“Do you have a problem with bonding?” asked Commissioner Buller, referring to a way to make sure funds are available to fix problems a year or more after the pipeline construction is completed. Company representatives said they didn’t feel that would be a problem.
“If the goal is to let the pipeline construction get through, then it’s a good idea to sign a contract that says if there is damage to the roads, then they will pay for it,” Dick said.
“The only thing I’d like to add to the agreement is that they use reasonable effort to make improvements in a timely manner, which is obviously understood. I think this agreement accomplishes that goal.”
Brad Covert, the county’s interim highway superintendent, said he’s “happy with the agreement. I checked with all the counties through which the first Keystone pipeline crossed. All of them said that TransCanada lived up to every part of the agreement they had.”
“The government has to approve this before we can go any further,” said Commissioner Tom Shellington.
“Well, if the federal government denies the presidential permit, then this agreement is null and void and there is no expense to the county,” Bulgrin noted.

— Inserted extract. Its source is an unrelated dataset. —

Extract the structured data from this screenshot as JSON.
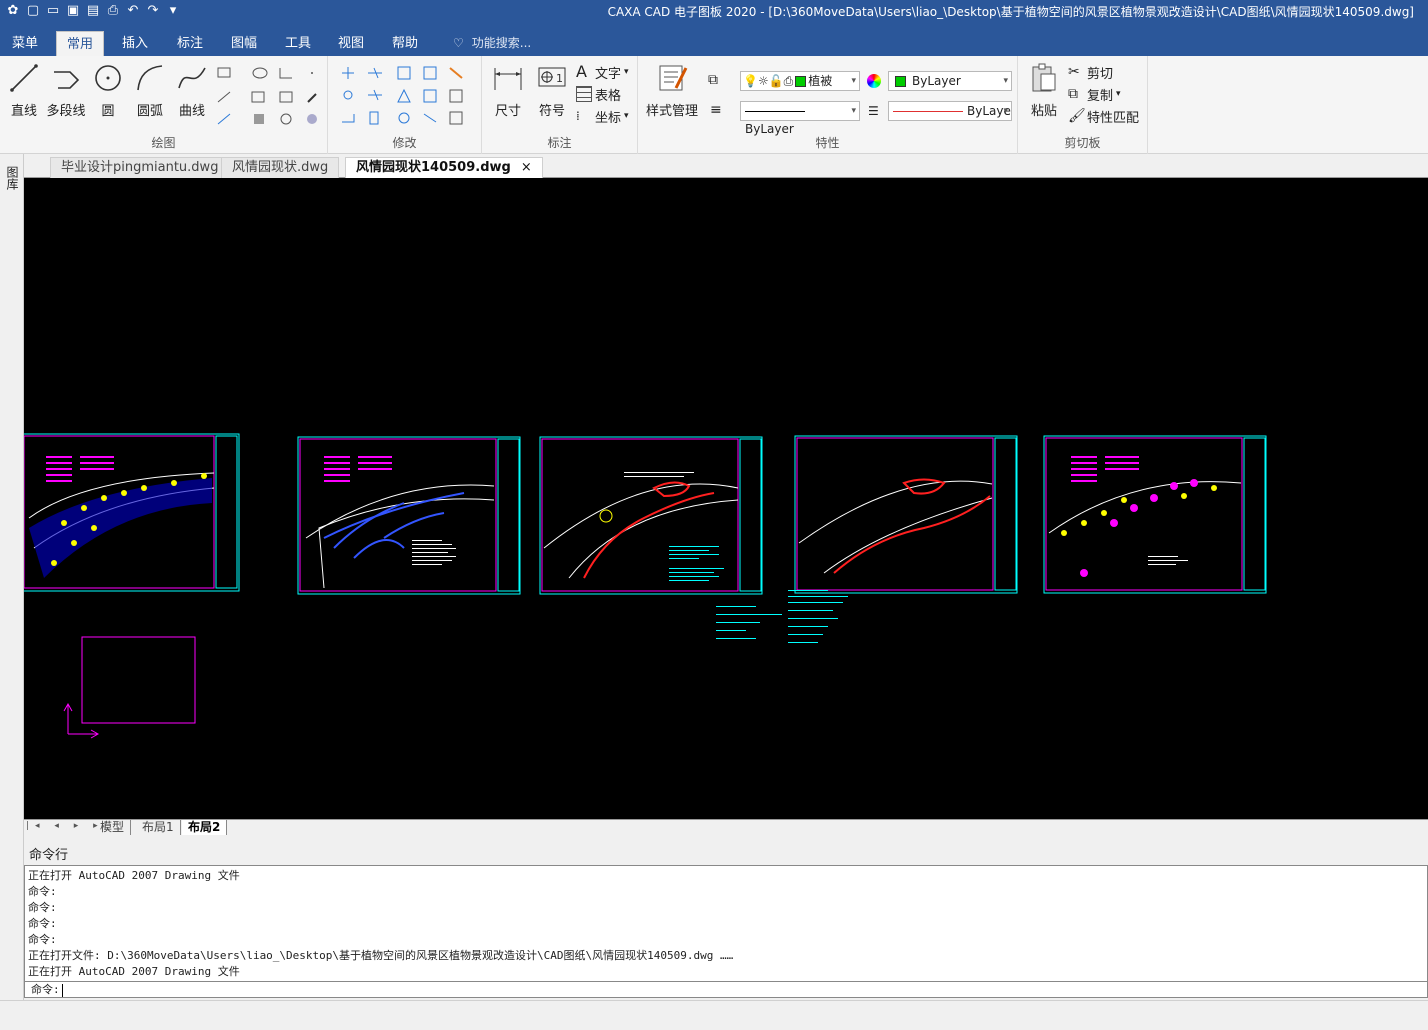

“This just says that we agree on the roads on which there is an evaluation so we have the basis to understand (the level of repair that may have to be done in the future,” Bradley said.
“I don’t agree,” Shellington responded.

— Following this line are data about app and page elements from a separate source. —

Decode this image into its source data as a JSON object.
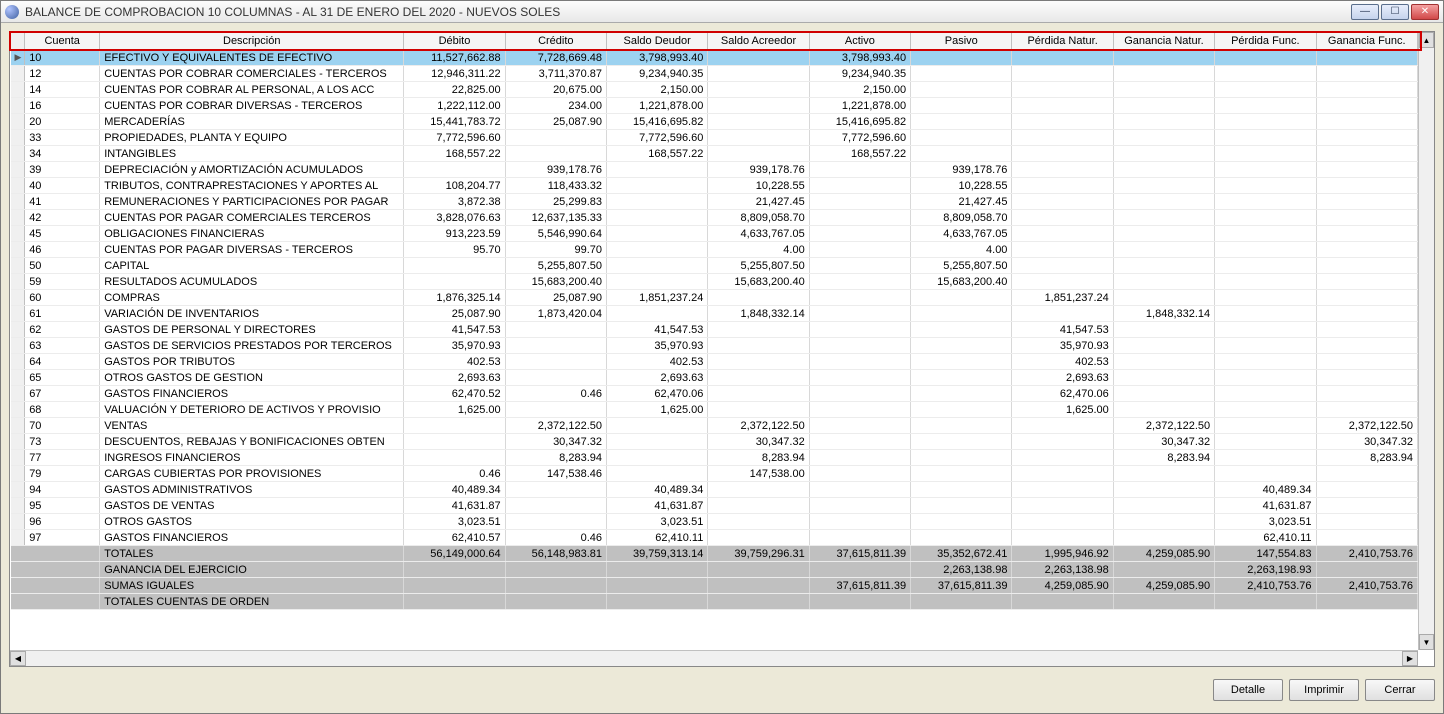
{
  "window": {
    "title": "BALANCE DE COMPROBACION 10 COLUMNAS - AL 31 DE ENERO DEL 2020 - NUEVOS SOLES"
  },
  "columns": {
    "cuenta": "Cuenta",
    "descripcion": "Descripción",
    "debito": "Débito",
    "credito": "Crédito",
    "saldo_deudor": "Saldo Deudor",
    "saldo_acreedor": "Saldo Acreedor",
    "activo": "Activo",
    "pasivo": "Pasivo",
    "perdida_natur": "Pérdida Natur.",
    "ganancia_natur": "Ganancia Natur.",
    "perdida_func": "Pérdida Func.",
    "ganancia_func": "Ganancia Func."
  },
  "rows": [
    {
      "cuenta": "10",
      "desc": "EFECTIVO Y EQUIVALENTES DE EFECTIVO",
      "debito": "11,527,662.88",
      "credito": "7,728,669.48",
      "sd": "3,798,993.40",
      "sa": "",
      "activo": "3,798,993.40",
      "pasivo": "",
      "pn": "",
      "gn": "",
      "pf": "",
      "gf": "",
      "sel": true
    },
    {
      "cuenta": "12",
      "desc": "CUENTAS POR COBRAR COMERCIALES - TERCEROS",
      "debito": "12,946,311.22",
      "credito": "3,711,370.87",
      "sd": "9,234,940.35",
      "sa": "",
      "activo": "9,234,940.35",
      "pasivo": "",
      "pn": "",
      "gn": "",
      "pf": "",
      "gf": ""
    },
    {
      "cuenta": "14",
      "desc": "CUENTAS POR COBRAR AL PERSONAL, A LOS ACC",
      "debito": "22,825.00",
      "credito": "20,675.00",
      "sd": "2,150.00",
      "sa": "",
      "activo": "2,150.00",
      "pasivo": "",
      "pn": "",
      "gn": "",
      "pf": "",
      "gf": ""
    },
    {
      "cuenta": "16",
      "desc": "CUENTAS POR COBRAR DIVERSAS - TERCEROS",
      "debito": "1,222,112.00",
      "credito": "234.00",
      "sd": "1,221,878.00",
      "sa": "",
      "activo": "1,221,878.00",
      "pasivo": "",
      "pn": "",
      "gn": "",
      "pf": "",
      "gf": ""
    },
    {
      "cuenta": "20",
      "desc": "MERCADERÍAS",
      "debito": "15,441,783.72",
      "credito": "25,087.90",
      "sd": "15,416,695.82",
      "sa": "",
      "activo": "15,416,695.82",
      "pasivo": "",
      "pn": "",
      "gn": "",
      "pf": "",
      "gf": ""
    },
    {
      "cuenta": "33",
      "desc": "PROPIEDADES, PLANTA Y EQUIPO",
      "debito": "7,772,596.60",
      "credito": "",
      "sd": "7,772,596.60",
      "sa": "",
      "activo": "7,772,596.60",
      "pasivo": "",
      "pn": "",
      "gn": "",
      "pf": "",
      "gf": ""
    },
    {
      "cuenta": "34",
      "desc": "INTANGIBLES",
      "debito": "168,557.22",
      "credito": "",
      "sd": "168,557.22",
      "sa": "",
      "activo": "168,557.22",
      "pasivo": "",
      "pn": "",
      "gn": "",
      "pf": "",
      "gf": ""
    },
    {
      "cuenta": "39",
      "desc": "DEPRECIACIÓN y AMORTIZACIÓN ACUMULADOS",
      "debito": "",
      "credito": "939,178.76",
      "sd": "",
      "sa": "939,178.76",
      "activo": "",
      "pasivo": "939,178.76",
      "pn": "",
      "gn": "",
      "pf": "",
      "gf": ""
    },
    {
      "cuenta": "40",
      "desc": "TRIBUTOS, CONTRAPRESTACIONES Y APORTES AL",
      "debito": "108,204.77",
      "credito": "118,433.32",
      "sd": "",
      "sa": "10,228.55",
      "activo": "",
      "pasivo": "10,228.55",
      "pn": "",
      "gn": "",
      "pf": "",
      "gf": ""
    },
    {
      "cuenta": "41",
      "desc": "REMUNERACIONES Y PARTICIPACIONES POR PAGAR",
      "debito": "3,872.38",
      "credito": "25,299.83",
      "sd": "",
      "sa": "21,427.45",
      "activo": "",
      "pasivo": "21,427.45",
      "pn": "",
      "gn": "",
      "pf": "",
      "gf": ""
    },
    {
      "cuenta": "42",
      "desc": "CUENTAS POR PAGAR COMERCIALES TERCEROS",
      "debito": "3,828,076.63",
      "credito": "12,637,135.33",
      "sd": "",
      "sa": "8,809,058.70",
      "activo": "",
      "pasivo": "8,809,058.70",
      "pn": "",
      "gn": "",
      "pf": "",
      "gf": ""
    },
    {
      "cuenta": "45",
      "desc": "OBLIGACIONES FINANCIERAS",
      "debito": "913,223.59",
      "credito": "5,546,990.64",
      "sd": "",
      "sa": "4,633,767.05",
      "activo": "",
      "pasivo": "4,633,767.05",
      "pn": "",
      "gn": "",
      "pf": "",
      "gf": ""
    },
    {
      "cuenta": "46",
      "desc": "CUENTAS POR PAGAR DIVERSAS - TERCEROS",
      "debito": "95.70",
      "credito": "99.70",
      "sd": "",
      "sa": "4.00",
      "activo": "",
      "pasivo": "4.00",
      "pn": "",
      "gn": "",
      "pf": "",
      "gf": ""
    },
    {
      "cuenta": "50",
      "desc": "CAPITAL",
      "debito": "",
      "credito": "5,255,807.50",
      "sd": "",
      "sa": "5,255,807.50",
      "activo": "",
      "pasivo": "5,255,807.50",
      "pn": "",
      "gn": "",
      "pf": "",
      "gf": ""
    },
    {
      "cuenta": "59",
      "desc": "RESULTADOS ACUMULADOS",
      "debito": "",
      "credito": "15,683,200.40",
      "sd": "",
      "sa": "15,683,200.40",
      "activo": "",
      "pasivo": "15,683,200.40",
      "pn": "",
      "gn": "",
      "pf": "",
      "gf": ""
    },
    {
      "cuenta": "60",
      "desc": "COMPRAS",
      "debito": "1,876,325.14",
      "credito": "25,087.90",
      "sd": "1,851,237.24",
      "sa": "",
      "activo": "",
      "pasivo": "",
      "pn": "1,851,237.24",
      "gn": "",
      "pf": "",
      "gf": ""
    },
    {
      "cuenta": "61",
      "desc": "VARIACIÓN DE INVENTARIOS",
      "debito": "25,087.90",
      "credito": "1,873,420.04",
      "sd": "",
      "sa": "1,848,332.14",
      "activo": "",
      "pasivo": "",
      "pn": "",
      "gn": "1,848,332.14",
      "pf": "",
      "gf": ""
    },
    {
      "cuenta": "62",
      "desc": "GASTOS DE PERSONAL Y DIRECTORES",
      "debito": "41,547.53",
      "credito": "",
      "sd": "41,547.53",
      "sa": "",
      "activo": "",
      "pasivo": "",
      "pn": "41,547.53",
      "gn": "",
      "pf": "",
      "gf": ""
    },
    {
      "cuenta": "63",
      "desc": "GASTOS DE SERVICIOS PRESTADOS POR TERCEROS",
      "debito": "35,970.93",
      "credito": "",
      "sd": "35,970.93",
      "sa": "",
      "activo": "",
      "pasivo": "",
      "pn": "35,970.93",
      "gn": "",
      "pf": "",
      "gf": ""
    },
    {
      "cuenta": "64",
      "desc": "GASTOS POR TRIBUTOS",
      "debito": "402.53",
      "credito": "",
      "sd": "402.53",
      "sa": "",
      "activo": "",
      "pasivo": "",
      "pn": "402.53",
      "gn": "",
      "pf": "",
      "gf": ""
    },
    {
      "cuenta": "65",
      "desc": "OTROS GASTOS DE GESTION",
      "debito": "2,693.63",
      "credito": "",
      "sd": "2,693.63",
      "sa": "",
      "activo": "",
      "pasivo": "",
      "pn": "2,693.63",
      "gn": "",
      "pf": "",
      "gf": ""
    },
    {
      "cuenta": "67",
      "desc": "GASTOS FINANCIEROS",
      "debito": "62,470.52",
      "credito": "0.46",
      "sd": "62,470.06",
      "sa": "",
      "activo": "",
      "pasivo": "",
      "pn": "62,470.06",
      "gn": "",
      "pf": "",
      "gf": ""
    },
    {
      "cuenta": "68",
      "desc": "VALUACIÓN Y DETERIORO DE ACTIVOS Y PROVISIO",
      "debito": "1,625.00",
      "credito": "",
      "sd": "1,625.00",
      "sa": "",
      "activo": "",
      "pasivo": "",
      "pn": "1,625.00",
      "gn": "",
      "pf": "",
      "gf": ""
    },
    {
      "cuenta": "70",
      "desc": "VENTAS",
      "debito": "",
      "credito": "2,372,122.50",
      "sd": "",
      "sa": "2,372,122.50",
      "activo": "",
      "pasivo": "",
      "pn": "",
      "gn": "2,372,122.50",
      "pf": "",
      "gf": "2,372,122.50"
    },
    {
      "cuenta": "73",
      "desc": "DESCUENTOS, REBAJAS Y BONIFICACIONES OBTEN",
      "debito": "",
      "credito": "30,347.32",
      "sd": "",
      "sa": "30,347.32",
      "activo": "",
      "pasivo": "",
      "pn": "",
      "gn": "30,347.32",
      "pf": "",
      "gf": "30,347.32"
    },
    {
      "cuenta": "77",
      "desc": "INGRESOS FINANCIEROS",
      "debito": "",
      "credito": "8,283.94",
      "sd": "",
      "sa": "8,283.94",
      "activo": "",
      "pasivo": "",
      "pn": "",
      "gn": "8,283.94",
      "pf": "",
      "gf": "8,283.94"
    },
    {
      "cuenta": "79",
      "desc": "CARGAS CUBIERTAS POR PROVISIONES",
      "debito": "0.46",
      "credito": "147,538.46",
      "sd": "",
      "sa": "147,538.00",
      "activo": "",
      "pasivo": "",
      "pn": "",
      "gn": "",
      "pf": "",
      "gf": ""
    },
    {
      "cuenta": "94",
      "desc": "GASTOS ADMINISTRATIVOS",
      "debito": "40,489.34",
      "credito": "",
      "sd": "40,489.34",
      "sa": "",
      "activo": "",
      "pasivo": "",
      "pn": "",
      "gn": "",
      "pf": "40,489.34",
      "gf": ""
    },
    {
      "cuenta": "95",
      "desc": "GASTOS DE VENTAS",
      "debito": "41,631.87",
      "credito": "",
      "sd": "41,631.87",
      "sa": "",
      "activo": "",
      "pasivo": "",
      "pn": "",
      "gn": "",
      "pf": "41,631.87",
      "gf": ""
    },
    {
      "cuenta": "96",
      "desc": "OTROS GASTOS",
      "debito": "3,023.51",
      "credito": "",
      "sd": "3,023.51",
      "sa": "",
      "activo": "",
      "pasivo": "",
      "pn": "",
      "gn": "",
      "pf": "3,023.51",
      "gf": ""
    },
    {
      "cuenta": "97",
      "desc": "GASTOS FINANCIEROS",
      "debito": "62,410.57",
      "credito": "0.46",
      "sd": "62,410.11",
      "sa": "",
      "activo": "",
      "pasivo": "",
      "pn": "",
      "gn": "",
      "pf": "62,410.11",
      "gf": ""
    }
  ],
  "totals": [
    {
      "desc": "TOTALES",
      "debito": "56,149,000.64",
      "credito": "56,148,983.81",
      "sd": "39,759,313.14",
      "sa": "39,759,296.31",
      "activo": "37,615,811.39",
      "pasivo": "35,352,672.41",
      "pn": "1,995,946.92",
      "gn": "4,259,085.90",
      "pf": "147,554.83",
      "gf": "2,410,753.76"
    },
    {
      "desc": "GANANCIA DEL EJERCICIO",
      "debito": "",
      "credito": "",
      "sd": "",
      "sa": "",
      "activo": "",
      "pasivo": "2,263,138.98",
      "pn": "2,263,138.98",
      "gn": "",
      "pf": "2,263,198.93",
      "gf": ""
    },
    {
      "desc": "SUMAS IGUALES",
      "debito": "",
      "credito": "",
      "sd": "",
      "sa": "",
      "activo": "37,615,811.39",
      "pasivo": "37,615,811.39",
      "pn": "4,259,085.90",
      "gn": "4,259,085.90",
      "pf": "2,410,753.76",
      "gf": "2,410,753.76"
    },
    {
      "desc": "TOTALES CUENTAS DE ORDEN",
      "debito": "",
      "credito": "",
      "sd": "",
      "sa": "",
      "activo": "",
      "pasivo": "",
      "pn": "",
      "gn": "",
      "pf": "",
      "gf": ""
    }
  ],
  "buttons": {
    "detalle": "Detalle",
    "imprimir": "Imprimir",
    "cerrar": "Cerrar"
  }
}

“I’d like to add to the agreement that the company bond for at least a year,” Buller said.
“I want to wait for the new highway superintendent to come on board,” Shellington said.
“But the process wouldn’t change,” Bradley said.
“What would be the point of bond?” Bulgrin asked.
“If there’s something that has to be fixed after the fact,” Buller said.
“I think that issue is already in the agreement,” said Commissioner Bill Bamesberger.
“I don’t see the need for a bond,” Bulgrin said.
“Before we commit to anything, I think we need the new guy here,” Shellington said.
“He hasn’t indicated anything to me, as far as problems,” Bulgrin said, referring to the person who has been offered the position of highway superintendent.
“I understand your point, but this is an agreement between the county and TransCanada, not between the road superintendent and TransCanada.”
“I think we’ve procrastinated long enough,” Bamesberger said.
“Well, yes, we’ve been talking about this for quite awhile,” Bulgrin agreed.
Several tweaks were made to the wording of the agreement before the board took a vote on the matter — which resulted in all five commissioners saying yes to the matter.
There is no condition related to company bonding, as initially suggested by Buller.